    When the shark's head first came over the side of the boat, the eye was lit up by the spotlights on the deck. With little life left, it appeared wide-eyed, almost shocked by the assault of its new surroundings. Then, the white nictitating membrane rolled back over the eye as the fisherman dragged the shark further up onto the main deck. A large gaff hook pierced its lower jaw.

    All I could do was to raise my camera, and capture these surreal moments through my lense. Every picture I took, my flash burst over the scene, a stunning bright light almost freezing the events unfolding before me; my heart pounded heavier and heavier with each frame taken. I couldn't understand why they continued to fin this shark in my presence - my only thought was that they were so poor, that had nothing lose and only money to gain.

    One fisherman took a knife and slit the underside open killing the shark before finning it. The pectoral fins were sliced off first, then the dorsal and finally the lower lobe of the tail. With every picture I took, I silently told myself - don't mess this up Chris - people have to know about this.

    Then there was a halfhearted attempt made at removing the jaws, but this was finally abandoned and the carcass was thrown over the side of the boat. What remained of this magnificent predator spiraled into the sea to its undignified end.

    The shock of witnessing this, especially seeing the eyes of the shark still alive, only a few feet away from my camera- was not only heartbreaking and horrific, but an image that I will never forget..."

Genevieve Johnson-

LatestPhoto
Once the valuable fins were removed, the carcass is thrown overboard.
Photo : Chris Johnson

Shark finning occurs largely out of sight of land and therefore out of the minds of most of us. Our intention is to disseminate these images as widely as possible by publishing them on our website and sharing them with other international conservation groups. Change can only begin when we are exposed to the truth of this tragedy.

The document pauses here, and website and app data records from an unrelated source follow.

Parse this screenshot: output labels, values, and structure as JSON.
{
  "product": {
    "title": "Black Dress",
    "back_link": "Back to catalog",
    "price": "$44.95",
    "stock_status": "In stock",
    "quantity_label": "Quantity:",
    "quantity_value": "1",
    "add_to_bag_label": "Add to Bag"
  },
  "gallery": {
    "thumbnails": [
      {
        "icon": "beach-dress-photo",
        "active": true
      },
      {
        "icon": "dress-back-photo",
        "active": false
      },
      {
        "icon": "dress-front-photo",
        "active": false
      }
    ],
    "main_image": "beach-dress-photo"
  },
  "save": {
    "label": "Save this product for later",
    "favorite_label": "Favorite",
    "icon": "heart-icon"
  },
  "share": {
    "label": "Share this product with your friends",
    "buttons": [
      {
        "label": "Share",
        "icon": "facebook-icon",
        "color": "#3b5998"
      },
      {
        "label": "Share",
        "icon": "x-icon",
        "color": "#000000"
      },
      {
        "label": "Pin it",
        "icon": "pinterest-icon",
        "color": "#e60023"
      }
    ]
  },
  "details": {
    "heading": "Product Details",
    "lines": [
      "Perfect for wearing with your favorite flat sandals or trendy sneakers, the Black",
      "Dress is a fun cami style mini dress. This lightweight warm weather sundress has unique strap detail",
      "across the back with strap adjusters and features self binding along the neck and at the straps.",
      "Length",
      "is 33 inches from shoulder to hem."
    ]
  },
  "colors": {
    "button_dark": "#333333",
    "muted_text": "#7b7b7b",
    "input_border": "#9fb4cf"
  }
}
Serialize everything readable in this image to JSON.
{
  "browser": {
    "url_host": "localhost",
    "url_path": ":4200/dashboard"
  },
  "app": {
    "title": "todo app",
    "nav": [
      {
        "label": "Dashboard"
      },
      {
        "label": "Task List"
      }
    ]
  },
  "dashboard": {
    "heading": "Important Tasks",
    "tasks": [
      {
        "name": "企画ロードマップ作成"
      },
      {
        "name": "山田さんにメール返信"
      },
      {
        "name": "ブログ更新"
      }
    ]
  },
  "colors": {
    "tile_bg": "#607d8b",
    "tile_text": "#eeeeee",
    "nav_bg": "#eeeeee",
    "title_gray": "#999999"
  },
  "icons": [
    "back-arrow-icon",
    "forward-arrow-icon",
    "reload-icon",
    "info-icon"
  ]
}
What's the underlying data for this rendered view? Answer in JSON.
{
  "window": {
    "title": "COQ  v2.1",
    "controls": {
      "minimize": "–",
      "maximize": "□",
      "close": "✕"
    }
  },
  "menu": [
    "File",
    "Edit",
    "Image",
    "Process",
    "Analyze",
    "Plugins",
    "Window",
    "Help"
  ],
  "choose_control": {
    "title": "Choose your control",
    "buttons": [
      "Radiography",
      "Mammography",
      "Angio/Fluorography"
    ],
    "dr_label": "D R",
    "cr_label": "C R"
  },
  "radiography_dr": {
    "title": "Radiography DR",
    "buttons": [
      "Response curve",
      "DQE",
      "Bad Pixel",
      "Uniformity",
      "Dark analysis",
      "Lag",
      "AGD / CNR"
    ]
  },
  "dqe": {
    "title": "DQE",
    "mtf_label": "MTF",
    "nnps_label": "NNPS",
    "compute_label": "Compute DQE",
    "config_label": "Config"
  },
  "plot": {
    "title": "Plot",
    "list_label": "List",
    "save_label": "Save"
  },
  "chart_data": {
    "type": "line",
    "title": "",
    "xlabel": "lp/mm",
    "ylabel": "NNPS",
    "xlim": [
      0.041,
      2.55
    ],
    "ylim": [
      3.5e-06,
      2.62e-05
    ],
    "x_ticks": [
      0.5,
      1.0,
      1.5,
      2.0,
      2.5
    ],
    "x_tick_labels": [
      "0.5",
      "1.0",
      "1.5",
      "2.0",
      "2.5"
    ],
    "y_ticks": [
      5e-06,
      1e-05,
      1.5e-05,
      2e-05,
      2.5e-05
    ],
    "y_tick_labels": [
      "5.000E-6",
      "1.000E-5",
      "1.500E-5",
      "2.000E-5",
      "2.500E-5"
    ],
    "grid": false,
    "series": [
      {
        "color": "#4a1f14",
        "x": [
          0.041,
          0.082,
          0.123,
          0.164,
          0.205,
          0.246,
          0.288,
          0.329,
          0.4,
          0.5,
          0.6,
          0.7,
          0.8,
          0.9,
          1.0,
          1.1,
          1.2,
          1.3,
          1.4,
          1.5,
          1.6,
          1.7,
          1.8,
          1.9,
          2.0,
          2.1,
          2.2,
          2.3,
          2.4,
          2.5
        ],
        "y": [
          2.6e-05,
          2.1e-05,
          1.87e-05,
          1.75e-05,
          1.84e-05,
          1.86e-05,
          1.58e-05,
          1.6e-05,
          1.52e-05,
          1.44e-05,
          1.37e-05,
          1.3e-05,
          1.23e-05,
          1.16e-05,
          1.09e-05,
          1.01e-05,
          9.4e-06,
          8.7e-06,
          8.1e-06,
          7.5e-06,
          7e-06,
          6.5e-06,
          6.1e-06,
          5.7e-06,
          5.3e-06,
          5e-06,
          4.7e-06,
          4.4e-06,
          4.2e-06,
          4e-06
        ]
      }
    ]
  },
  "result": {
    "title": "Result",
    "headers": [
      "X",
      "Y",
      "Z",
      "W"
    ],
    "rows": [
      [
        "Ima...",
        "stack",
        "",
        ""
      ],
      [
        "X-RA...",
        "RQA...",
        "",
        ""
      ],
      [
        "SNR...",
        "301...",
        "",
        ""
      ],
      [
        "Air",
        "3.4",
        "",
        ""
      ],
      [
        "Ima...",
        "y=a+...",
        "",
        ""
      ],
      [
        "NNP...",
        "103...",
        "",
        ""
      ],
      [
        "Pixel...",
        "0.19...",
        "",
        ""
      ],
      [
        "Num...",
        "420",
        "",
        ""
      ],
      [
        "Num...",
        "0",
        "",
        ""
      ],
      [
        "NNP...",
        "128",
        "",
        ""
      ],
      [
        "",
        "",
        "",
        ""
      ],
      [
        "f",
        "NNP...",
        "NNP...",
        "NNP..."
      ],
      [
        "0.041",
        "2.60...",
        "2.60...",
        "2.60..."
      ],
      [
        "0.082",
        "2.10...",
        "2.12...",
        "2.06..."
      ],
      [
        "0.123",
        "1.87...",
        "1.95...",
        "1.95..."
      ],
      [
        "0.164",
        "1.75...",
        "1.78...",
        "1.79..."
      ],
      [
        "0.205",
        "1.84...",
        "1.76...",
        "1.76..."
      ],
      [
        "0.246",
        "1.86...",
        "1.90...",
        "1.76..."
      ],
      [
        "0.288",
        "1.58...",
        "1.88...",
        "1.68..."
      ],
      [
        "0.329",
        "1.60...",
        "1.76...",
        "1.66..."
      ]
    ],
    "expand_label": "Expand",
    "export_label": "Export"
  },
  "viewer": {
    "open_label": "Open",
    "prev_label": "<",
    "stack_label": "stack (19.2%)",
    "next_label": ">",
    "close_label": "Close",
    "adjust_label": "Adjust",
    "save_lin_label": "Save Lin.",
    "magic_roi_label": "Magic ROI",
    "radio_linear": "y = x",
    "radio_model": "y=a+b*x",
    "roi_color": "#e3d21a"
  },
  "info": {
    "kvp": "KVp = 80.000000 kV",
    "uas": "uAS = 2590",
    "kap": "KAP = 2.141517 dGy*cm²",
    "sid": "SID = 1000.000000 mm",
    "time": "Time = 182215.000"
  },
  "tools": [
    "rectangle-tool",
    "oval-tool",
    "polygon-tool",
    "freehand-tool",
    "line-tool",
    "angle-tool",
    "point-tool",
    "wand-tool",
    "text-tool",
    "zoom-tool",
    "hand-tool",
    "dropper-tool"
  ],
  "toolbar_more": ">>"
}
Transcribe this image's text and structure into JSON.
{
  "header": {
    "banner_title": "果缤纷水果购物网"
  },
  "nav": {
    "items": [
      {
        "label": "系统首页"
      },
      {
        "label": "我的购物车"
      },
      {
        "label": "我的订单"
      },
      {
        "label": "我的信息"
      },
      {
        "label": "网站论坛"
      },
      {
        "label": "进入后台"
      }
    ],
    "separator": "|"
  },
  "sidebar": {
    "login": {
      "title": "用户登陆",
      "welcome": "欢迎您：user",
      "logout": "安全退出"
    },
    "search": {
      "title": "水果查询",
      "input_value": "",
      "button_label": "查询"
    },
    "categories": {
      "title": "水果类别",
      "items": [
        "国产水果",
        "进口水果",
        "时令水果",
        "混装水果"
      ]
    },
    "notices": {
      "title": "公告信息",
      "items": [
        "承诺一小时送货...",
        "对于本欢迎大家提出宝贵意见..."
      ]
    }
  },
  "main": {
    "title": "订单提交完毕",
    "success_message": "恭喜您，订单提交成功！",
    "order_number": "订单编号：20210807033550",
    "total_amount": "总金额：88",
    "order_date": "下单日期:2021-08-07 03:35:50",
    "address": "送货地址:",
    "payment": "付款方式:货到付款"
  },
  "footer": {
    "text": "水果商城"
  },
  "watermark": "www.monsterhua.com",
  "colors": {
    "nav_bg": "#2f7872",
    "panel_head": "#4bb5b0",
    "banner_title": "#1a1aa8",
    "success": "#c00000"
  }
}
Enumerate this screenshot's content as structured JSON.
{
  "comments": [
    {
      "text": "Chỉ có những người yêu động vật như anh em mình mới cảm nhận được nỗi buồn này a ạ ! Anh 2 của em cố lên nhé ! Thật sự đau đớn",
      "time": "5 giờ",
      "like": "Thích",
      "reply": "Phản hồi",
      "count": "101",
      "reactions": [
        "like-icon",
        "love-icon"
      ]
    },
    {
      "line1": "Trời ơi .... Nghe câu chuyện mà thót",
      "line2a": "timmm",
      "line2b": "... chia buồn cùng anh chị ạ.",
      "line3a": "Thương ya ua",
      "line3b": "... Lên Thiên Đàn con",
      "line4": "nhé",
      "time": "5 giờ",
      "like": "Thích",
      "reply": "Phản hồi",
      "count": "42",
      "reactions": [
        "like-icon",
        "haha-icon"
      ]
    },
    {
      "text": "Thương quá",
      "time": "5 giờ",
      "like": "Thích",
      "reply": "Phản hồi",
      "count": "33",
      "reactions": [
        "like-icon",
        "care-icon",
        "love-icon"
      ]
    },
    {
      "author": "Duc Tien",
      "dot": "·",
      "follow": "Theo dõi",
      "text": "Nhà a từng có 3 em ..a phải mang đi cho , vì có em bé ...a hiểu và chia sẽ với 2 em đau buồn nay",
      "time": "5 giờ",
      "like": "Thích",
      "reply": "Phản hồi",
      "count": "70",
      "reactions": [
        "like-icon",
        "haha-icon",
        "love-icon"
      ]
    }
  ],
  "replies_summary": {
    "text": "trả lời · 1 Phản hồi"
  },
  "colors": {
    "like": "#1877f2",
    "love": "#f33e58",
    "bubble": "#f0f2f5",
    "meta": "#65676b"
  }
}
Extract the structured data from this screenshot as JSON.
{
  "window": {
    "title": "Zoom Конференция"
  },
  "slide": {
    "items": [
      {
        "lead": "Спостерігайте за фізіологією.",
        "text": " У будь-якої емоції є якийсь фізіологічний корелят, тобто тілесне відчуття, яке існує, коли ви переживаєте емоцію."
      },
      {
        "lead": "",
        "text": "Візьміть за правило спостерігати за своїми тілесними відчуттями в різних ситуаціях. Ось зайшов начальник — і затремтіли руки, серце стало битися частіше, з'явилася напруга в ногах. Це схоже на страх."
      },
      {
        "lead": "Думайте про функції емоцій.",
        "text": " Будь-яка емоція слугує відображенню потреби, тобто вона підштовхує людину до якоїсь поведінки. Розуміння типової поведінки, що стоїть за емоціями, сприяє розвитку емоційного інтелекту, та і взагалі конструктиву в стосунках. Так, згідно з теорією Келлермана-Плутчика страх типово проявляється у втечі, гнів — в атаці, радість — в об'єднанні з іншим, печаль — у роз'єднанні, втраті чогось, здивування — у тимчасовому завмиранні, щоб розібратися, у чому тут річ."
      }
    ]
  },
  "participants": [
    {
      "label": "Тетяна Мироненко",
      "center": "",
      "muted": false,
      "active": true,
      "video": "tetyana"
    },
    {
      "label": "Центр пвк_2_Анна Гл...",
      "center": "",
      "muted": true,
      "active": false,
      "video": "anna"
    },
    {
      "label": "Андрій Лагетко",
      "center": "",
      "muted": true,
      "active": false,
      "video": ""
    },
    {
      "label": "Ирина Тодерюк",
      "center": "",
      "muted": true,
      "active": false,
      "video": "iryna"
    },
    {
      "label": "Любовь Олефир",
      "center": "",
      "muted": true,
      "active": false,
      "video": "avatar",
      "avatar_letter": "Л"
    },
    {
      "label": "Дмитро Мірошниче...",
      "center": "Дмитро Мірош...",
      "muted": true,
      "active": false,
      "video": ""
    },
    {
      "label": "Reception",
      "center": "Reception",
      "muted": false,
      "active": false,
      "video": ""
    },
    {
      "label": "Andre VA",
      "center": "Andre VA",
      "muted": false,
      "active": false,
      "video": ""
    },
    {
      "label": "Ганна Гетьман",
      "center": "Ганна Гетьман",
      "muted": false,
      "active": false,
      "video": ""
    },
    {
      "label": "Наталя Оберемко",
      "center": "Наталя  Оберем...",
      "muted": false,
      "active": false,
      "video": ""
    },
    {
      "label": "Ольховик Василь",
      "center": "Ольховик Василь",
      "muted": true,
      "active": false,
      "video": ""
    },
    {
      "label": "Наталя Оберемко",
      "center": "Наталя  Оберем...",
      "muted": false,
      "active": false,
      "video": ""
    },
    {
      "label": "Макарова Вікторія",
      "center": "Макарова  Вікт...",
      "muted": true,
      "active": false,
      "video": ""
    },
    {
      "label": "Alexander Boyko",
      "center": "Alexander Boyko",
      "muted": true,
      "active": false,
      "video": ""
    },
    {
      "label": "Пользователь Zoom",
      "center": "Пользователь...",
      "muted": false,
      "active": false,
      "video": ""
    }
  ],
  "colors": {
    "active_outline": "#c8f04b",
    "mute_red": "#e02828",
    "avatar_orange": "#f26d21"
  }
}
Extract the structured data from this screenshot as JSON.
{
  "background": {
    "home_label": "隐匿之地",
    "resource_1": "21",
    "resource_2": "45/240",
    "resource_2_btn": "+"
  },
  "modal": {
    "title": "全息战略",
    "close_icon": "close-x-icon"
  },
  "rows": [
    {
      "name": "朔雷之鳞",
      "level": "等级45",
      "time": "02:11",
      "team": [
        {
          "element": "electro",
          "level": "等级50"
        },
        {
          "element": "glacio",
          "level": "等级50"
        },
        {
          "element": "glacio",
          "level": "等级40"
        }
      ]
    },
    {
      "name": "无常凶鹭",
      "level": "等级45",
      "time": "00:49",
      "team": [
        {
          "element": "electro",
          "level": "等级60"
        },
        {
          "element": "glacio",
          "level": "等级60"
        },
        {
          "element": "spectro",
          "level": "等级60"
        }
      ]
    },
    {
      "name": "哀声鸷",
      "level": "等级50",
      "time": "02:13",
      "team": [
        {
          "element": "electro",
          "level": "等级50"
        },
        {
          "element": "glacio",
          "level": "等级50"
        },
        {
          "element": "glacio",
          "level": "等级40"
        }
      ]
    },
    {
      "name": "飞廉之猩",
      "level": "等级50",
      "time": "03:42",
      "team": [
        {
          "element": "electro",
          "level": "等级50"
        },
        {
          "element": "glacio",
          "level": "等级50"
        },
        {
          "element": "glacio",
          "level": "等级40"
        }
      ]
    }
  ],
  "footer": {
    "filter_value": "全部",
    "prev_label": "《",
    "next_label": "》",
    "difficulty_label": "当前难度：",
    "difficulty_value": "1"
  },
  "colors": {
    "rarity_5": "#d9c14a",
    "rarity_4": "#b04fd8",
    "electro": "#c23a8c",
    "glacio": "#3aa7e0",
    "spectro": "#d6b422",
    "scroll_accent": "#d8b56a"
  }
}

Shark finning footage is difficult to obtain, and when captured, suppliers and consumers within the industry try their best to discredit the imagery as false or staged. In this instance, the footage captured by Chris was entirely opportunistic and unplanned. The focus of Odyssey scientists and crew onboard the longline vessel was directed toward cetacean research.

Shark finning occurs for one reason only - demand. Reducing the demand for shark fins is needed in countries where it is greatest. Coordinated international effort is required to raise awareness about the threats to sharks, to discourage consumption of shark products and to promote alternatives to shark fin soup.

Links:

Log written by Genevieve Johnson.

 
 
> Home > Voice from the Sea > What is the Voyage? > Track the Voyage > Interactive Ocean > Class from the Sea > Patrick Stewart > Help with Plugins? > Site Map